A N.L. convenience store operator whose story touched hearts across Canada after winning a $1.5-million lottery while battling Stage 4 breast cancer has died.

Single mother of 2 from N.L. said she couldn't afford to quit her job to fight the disease

Diane Bishop had Stage 4 breast cancer when she won the Set For Life lottery in November. She died Tuesday. (Mark Cumby/CBC)

Diane Bishop, the Mount Pearl, N.L., convenience store operator whose story touched hearts across the country after she won a lottery while battling stage 4 breast cancer, has died, her family says.

She was 51.

"Diane fought not only for herself, but for those who could not speak for themselves as they dealt with their own financial battles that accompanied their cancer journey," reads the statement from the Bishop and Parsons families. 

She won $1.5 million and was able to leave her job while battling Stage 4 breast cancer late last year, but Diane Bishop died on Jan. 9 2:47

"Diane touched many lives and we know she will be missed greatly. Diane will forever be in our hearts and minds."

Bishop won the $1.5-million Super Set For Life lottery in November. Before winning the prize, she was a franchisee running the Needs Convenience store.

The statement from her family members went on to thank everyone who supported Bishop, but asked for privacy to mourn her. 

Her family said donations in her memory may be made to Daffodil Place in St. John's, which is operated by the Canadian Cancer Society and provides accommodations for people undergoing cancer treatments and their caregivers. 

"She had a very strong passion for her family and the welfare of her family," said Matthew Piercey, executive director of the N.L. chapter of the Canadian Cancer Society.

"She had a very difficult battle, and she really faced that in a positive manner, just a great individual."

Bishop was the single mother of two sons. She said she couldn't afford to stop working at Needs Convenience in Mount Pearl, N.L., despite having Stage 4 breast cancer. (Diane Bishop/Facebook)

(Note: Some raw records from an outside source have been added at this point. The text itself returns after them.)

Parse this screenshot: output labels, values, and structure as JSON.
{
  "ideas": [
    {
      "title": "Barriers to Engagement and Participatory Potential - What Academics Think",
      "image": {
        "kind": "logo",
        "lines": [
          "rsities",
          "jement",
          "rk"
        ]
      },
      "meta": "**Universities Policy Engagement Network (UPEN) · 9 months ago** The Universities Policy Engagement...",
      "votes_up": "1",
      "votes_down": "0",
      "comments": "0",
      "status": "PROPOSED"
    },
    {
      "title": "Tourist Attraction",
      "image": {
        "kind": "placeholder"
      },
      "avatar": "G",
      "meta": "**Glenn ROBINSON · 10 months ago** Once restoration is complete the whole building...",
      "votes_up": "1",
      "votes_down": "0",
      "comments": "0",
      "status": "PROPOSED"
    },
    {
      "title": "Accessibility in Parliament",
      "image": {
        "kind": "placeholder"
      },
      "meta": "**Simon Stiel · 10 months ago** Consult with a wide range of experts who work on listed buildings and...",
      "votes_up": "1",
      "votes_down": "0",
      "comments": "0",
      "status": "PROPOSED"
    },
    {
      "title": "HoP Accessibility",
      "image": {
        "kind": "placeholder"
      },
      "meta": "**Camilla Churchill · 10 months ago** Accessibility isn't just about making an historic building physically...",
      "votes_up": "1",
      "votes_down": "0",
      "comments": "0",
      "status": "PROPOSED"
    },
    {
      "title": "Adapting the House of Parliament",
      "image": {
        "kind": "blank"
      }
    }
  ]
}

A single mother of two sons in their 20s, Bishop told CBC News in October that she couldn't afford to stop working, despite her cancer spreading to her pelvic bone and lung, and her daily battles with bone and joint pain, nausea, headaches and severe fatigue from chemotherapy.

She won the lottery a month after CBC News reported her story.

"It's like this big ball of weight has been lifted off my shoulders," she said. "The stress is gone, the anxiety of being sick. I know I can't beat stage 4 because you're a ticking time bomb, but it's given me hope that maybe it can go dormant for awhile ... and I can live my life.

Bishop was diagnosed with Stage 4 triple negative breast cancer in April 2016. (CBC)

"This money wasn't about going out and buying a new house or taking trips," she said. "This was about survival. I can survive now, and my kids can survive."

Bishop was diagnosed in April 2016 with stage 4 triple negative breast cancer.